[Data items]
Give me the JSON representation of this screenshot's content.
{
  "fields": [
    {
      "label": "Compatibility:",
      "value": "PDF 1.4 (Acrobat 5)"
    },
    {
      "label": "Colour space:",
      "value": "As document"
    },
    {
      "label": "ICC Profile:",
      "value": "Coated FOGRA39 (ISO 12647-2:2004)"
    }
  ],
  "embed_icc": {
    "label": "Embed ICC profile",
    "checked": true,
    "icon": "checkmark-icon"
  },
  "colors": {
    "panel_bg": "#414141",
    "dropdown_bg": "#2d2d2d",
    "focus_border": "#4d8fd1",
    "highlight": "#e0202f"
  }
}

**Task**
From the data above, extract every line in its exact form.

**Your solution**
Give me the JSON representation of this screenshot's content.
{
  "fields": [
    {
      "label": "Compatibility:",
      "value": "PDF 1.4 (Acrobat 5)"
    },
    {
      "label": "Colour space:",
      "value": "As document"
    },
    {
      "label": "ICC Profile:",
      "value": "Coated FOGRA39 (ISO 12647-2:2004)"
    }
  ],
  "embed_icc": {
    "label": "Embed ICC profile",
    "checked": true,
    "icon": "checkmark-icon"
  },
  "colors": {
    "panel_bg": "#414141",
    "dropdown_bg": "#2d2d2d",
    "focus_border": "#4d8fd1",
    "highlight": "#e0202f"
  }
}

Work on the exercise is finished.